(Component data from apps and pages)

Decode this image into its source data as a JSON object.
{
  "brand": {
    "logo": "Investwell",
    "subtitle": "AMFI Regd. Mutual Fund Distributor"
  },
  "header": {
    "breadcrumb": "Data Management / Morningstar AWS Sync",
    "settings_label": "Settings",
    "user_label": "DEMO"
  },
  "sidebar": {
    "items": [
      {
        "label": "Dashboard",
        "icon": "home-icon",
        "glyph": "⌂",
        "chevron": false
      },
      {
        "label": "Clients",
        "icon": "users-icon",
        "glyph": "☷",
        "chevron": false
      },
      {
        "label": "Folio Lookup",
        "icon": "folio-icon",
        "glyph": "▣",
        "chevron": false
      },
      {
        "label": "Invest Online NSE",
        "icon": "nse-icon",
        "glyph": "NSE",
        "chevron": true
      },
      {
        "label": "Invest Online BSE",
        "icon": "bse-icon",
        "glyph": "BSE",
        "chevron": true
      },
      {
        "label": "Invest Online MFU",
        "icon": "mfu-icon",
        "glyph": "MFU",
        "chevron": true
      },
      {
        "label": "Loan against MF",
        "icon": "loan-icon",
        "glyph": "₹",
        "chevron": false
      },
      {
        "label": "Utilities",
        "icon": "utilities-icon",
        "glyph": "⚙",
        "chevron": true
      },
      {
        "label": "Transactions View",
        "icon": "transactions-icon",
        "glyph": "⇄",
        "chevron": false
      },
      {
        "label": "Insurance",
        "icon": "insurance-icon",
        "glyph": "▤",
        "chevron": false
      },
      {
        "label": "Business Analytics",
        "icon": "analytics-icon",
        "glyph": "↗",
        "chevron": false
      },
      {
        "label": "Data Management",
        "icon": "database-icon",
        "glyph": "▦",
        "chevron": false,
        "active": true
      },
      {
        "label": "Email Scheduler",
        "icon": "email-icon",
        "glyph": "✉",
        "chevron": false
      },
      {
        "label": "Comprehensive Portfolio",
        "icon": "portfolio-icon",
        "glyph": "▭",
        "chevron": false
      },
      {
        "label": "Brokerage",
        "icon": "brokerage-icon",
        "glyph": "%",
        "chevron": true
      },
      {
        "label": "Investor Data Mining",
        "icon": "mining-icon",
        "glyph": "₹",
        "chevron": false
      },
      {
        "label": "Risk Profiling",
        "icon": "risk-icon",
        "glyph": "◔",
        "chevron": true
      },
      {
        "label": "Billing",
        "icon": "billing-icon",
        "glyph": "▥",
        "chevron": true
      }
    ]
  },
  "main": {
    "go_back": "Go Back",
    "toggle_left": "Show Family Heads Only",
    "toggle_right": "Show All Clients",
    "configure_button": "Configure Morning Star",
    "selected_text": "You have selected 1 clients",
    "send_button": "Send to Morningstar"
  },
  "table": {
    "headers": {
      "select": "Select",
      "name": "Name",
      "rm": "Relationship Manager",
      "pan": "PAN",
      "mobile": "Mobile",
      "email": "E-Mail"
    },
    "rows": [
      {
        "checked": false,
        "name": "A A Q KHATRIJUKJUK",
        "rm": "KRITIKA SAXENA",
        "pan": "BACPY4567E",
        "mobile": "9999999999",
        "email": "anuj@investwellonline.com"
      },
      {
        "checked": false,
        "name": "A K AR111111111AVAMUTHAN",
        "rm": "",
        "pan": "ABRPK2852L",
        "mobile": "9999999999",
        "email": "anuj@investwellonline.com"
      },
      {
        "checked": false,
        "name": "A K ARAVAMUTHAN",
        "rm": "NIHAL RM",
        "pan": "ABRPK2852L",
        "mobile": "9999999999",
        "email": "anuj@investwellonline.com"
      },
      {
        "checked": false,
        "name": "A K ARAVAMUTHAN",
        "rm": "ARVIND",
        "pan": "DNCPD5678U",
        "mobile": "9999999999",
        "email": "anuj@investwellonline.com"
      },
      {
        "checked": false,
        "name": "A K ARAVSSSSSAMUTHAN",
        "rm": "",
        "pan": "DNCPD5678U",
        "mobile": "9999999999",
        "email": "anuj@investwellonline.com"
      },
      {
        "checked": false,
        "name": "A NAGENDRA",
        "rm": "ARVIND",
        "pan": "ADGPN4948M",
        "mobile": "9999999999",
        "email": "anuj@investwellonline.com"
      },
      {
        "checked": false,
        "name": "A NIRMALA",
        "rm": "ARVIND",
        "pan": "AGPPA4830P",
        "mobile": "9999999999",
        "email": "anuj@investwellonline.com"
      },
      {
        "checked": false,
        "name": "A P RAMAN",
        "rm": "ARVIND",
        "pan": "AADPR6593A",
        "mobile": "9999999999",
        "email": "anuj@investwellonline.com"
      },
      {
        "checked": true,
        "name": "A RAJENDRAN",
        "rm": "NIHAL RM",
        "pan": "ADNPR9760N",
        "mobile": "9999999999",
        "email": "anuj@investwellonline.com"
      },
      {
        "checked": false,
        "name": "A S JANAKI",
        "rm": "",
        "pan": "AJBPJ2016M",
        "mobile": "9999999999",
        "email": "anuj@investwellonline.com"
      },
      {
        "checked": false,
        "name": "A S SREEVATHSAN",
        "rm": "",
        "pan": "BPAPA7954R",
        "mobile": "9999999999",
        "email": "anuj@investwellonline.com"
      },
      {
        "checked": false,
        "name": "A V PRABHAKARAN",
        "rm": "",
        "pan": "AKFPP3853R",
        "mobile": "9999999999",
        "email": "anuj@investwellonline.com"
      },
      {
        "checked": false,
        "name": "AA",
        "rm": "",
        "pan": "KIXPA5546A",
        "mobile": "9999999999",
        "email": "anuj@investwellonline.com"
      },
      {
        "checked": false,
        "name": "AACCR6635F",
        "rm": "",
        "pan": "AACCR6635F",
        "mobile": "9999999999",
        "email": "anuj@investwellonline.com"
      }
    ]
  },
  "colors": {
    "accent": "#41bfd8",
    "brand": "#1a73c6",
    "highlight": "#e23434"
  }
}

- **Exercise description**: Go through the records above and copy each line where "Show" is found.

- **Written response**:
    "toggle_left": "Show Family Heads Only",
    "toggle_right": "Show All Clients",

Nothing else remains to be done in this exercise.